Newfoundland; Economic, Diplomatic, and Strategic Studies

By R. A. MacKay | Go to book overview

IX
THE FOREIGN FISHING VESSELS ACT OF 1905

THE refusal of the United States Senate to ratify the Bond-Hay Convention aroused both disappointment and resentment in Newfoundland.1 The Bond Government decided to withdraw the privileges exercised by American fishermen under the Washington protocol of 1888. Moreover, Bond subjected the Convention of 1818 to a searching scrutiny, and in 1905 he raised an entirely new point which had escaped observation during almost a century of diplomatic correspondence. This was the question as to whether the United States had any right under the terms of that convention to fish in the bays, harbours or creeks of Newfoundland. He pointed out that, while the convention granted American fishermen "the liberty to take fish" . . . on the coasts, bays, harbours and creeks of the Labrador, it made no mention of the bays, harbours and creeks of Newfoundland, but accorded the right of fishing simply on the "coast" of Newfoundland. Bond deduced from this variation in the terminology of these two clauses of the convention that although United States vessels could fish on the coasts, bays, harbours, and creeks of the Labrador within the limits specified by the convention, their fishing rights on the treaty coast of Newfoundland itself were confined to the coast proper, and did not entitle them to enter any of the bays, harbours or creeks of Newfoundland for the purpose of catching fish. This contention was repudiated by the United States, but Bond continued to assert it and his persistence eventually led to its submission to the Hague Tribunal in 1910.

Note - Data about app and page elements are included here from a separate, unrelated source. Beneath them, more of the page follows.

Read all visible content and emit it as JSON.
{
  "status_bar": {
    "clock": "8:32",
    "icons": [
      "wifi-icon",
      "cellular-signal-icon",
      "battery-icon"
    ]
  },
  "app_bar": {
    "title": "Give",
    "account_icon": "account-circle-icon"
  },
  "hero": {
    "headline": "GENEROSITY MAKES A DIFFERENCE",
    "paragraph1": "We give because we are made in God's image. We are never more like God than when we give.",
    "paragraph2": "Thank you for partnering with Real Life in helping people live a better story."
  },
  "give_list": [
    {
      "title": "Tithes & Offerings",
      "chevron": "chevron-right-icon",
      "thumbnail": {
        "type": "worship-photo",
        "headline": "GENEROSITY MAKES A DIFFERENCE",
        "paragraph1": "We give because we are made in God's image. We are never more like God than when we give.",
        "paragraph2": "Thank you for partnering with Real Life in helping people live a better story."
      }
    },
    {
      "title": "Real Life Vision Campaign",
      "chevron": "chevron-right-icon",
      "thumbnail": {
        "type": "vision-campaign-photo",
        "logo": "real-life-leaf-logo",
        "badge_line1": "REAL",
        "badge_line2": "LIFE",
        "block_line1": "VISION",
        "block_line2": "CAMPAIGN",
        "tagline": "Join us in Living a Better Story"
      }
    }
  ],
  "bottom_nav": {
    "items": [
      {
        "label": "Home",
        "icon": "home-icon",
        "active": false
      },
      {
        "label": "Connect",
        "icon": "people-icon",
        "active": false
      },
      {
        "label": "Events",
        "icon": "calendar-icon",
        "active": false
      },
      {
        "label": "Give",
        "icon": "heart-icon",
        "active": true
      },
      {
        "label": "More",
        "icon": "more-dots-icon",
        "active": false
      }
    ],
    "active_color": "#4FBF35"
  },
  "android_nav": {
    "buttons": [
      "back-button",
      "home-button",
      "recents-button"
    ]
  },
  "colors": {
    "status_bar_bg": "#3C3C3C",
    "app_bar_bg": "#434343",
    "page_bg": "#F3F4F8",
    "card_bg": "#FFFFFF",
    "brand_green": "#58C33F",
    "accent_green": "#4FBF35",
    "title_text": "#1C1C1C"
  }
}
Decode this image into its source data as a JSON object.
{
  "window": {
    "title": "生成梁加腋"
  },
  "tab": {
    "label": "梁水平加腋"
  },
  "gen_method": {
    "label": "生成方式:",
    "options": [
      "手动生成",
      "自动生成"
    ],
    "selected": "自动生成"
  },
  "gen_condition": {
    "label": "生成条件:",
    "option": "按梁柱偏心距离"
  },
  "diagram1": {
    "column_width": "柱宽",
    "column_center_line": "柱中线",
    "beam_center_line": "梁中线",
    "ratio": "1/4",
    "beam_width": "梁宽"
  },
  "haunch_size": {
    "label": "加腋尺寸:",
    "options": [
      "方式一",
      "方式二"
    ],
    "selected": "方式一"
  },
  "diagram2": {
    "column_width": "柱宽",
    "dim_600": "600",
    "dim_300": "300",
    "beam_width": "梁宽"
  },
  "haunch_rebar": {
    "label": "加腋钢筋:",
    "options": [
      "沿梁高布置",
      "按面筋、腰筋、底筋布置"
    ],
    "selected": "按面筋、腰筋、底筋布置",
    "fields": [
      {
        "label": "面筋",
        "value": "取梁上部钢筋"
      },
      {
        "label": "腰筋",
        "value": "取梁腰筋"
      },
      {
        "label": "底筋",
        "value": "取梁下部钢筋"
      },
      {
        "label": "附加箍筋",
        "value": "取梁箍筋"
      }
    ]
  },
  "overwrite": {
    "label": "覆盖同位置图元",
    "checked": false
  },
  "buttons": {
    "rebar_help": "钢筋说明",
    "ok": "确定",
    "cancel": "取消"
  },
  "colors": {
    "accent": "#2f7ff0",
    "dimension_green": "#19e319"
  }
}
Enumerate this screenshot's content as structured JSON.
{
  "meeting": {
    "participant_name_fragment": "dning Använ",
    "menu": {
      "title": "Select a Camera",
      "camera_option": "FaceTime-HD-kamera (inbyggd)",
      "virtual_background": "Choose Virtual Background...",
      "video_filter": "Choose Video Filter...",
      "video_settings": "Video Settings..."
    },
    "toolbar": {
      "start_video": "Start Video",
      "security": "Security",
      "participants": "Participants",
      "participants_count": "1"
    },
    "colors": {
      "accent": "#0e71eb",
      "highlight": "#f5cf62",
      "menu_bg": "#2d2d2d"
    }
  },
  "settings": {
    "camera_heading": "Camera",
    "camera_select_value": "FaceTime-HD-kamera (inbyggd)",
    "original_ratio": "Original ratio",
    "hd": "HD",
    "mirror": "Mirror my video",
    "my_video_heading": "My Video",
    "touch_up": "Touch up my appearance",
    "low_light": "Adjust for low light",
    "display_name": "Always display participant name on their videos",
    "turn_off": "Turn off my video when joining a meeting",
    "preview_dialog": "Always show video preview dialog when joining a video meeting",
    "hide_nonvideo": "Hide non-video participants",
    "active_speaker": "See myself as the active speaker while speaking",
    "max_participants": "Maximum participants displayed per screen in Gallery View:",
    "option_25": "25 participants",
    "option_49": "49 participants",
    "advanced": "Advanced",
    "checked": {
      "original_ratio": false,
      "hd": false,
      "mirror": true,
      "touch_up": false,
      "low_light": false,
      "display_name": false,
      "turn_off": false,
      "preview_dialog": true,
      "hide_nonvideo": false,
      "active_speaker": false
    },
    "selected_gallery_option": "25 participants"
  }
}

Of much more immediate importance, however, was the change in tactics towards the United States, as indicated by

____________________
1
Governor's opening Speech, 31st March, 1905. J. of H. of A., 1905, p. 8.

-387-

Notes for this page

Add a new note
If you are trying to select text to create highlights or citations, remember that you must now click or tap on the first word, and then click or tap on the last word.
One moment ...
Default project is now your active project.
Project items
Notes
Cite this page

Cited page

Style
Citations are available only to our active members.
Buy instant access to cite pages or passages in MLA 8, MLA 7, APA and Chicago citation styles.

(Einhorn, 1992, p. 25)

(Einhorn 25)

(Einhorn 25)

1. Lois J. Einhorn, Abraham Lincoln, the Orator: Penetrating the Lincoln Legend (Westport, CT: Greenwood Press, 1992), 25, http://www.questia.com/read/27419298.

Note: primary sources have slightly different requirements for citation. Please see these guidelines for more information.

Cited page

Bookmark this page
Newfoundland; Economic, Diplomatic, and Strategic Studies
Table of contents

Table of contents

Settings

Settings

Typeface
Text size Smaller Larger Reset View mode
Search within

Search within this book

Look up

Look up a word

  • Dictionary
  • Thesaurus
Please submit a word or phrase above.
Print this page

Print this page

Why can't I print more than one page at a time?

Help
Full screen
Items saved from this book
  • Bookmarks
  • Highlights & Notes
  • Citations
/ 577

matching results for page

    Questia reader help

    How to highlight and cite specific passages

    1. Click or tap the first word you want to select.
    2. Click or tap the last word you want to select, and you’ll see everything in between get selected.
    3. You’ll then get a menu of options like creating a highlight or a citation from that passage of text.

    OK, got it!

    Cited passage

    Style
    Citations are available only to our active members.
    Buy instant access to cite pages or passages in MLA 8, MLA 7, APA and Chicago citation styles.

    "Portraying himself as an honest, ordinary person helped Lincoln identify with his audiences." (Einhorn, 1992, p. 25).

    "Portraying himself as an honest, ordinary person helped Lincoln identify with his audiences." (Einhorn 25)

    "Portraying himself as an honest, ordinary person helped Lincoln identify with his audiences." (Einhorn 25)

    "Portraying himself as an honest, ordinary person helped Lincoln identify with his audiences."1

    1. Lois J. Einhorn, Abraham Lincoln, the Orator: Penetrating the Lincoln Legend (Westport, CT: Greenwood Press, 1992), 25, http://www.questia.com/read/27419298.

    Cited passage

    Thanks for trying Questia!

    Please continue trying out our research tools, but please note, full functionality is available only to our active members.

    Your work will be lost once you leave this Web page.

    Buy instant access to save your work.

    Already a member? Log in now.

    Search by... Author
    Show... All Results Primary Sources Peer-reviewed

    Oops!

    An unknown error has occurred. Please click the button below to reload the page. If the problem persists, please try again in a little while.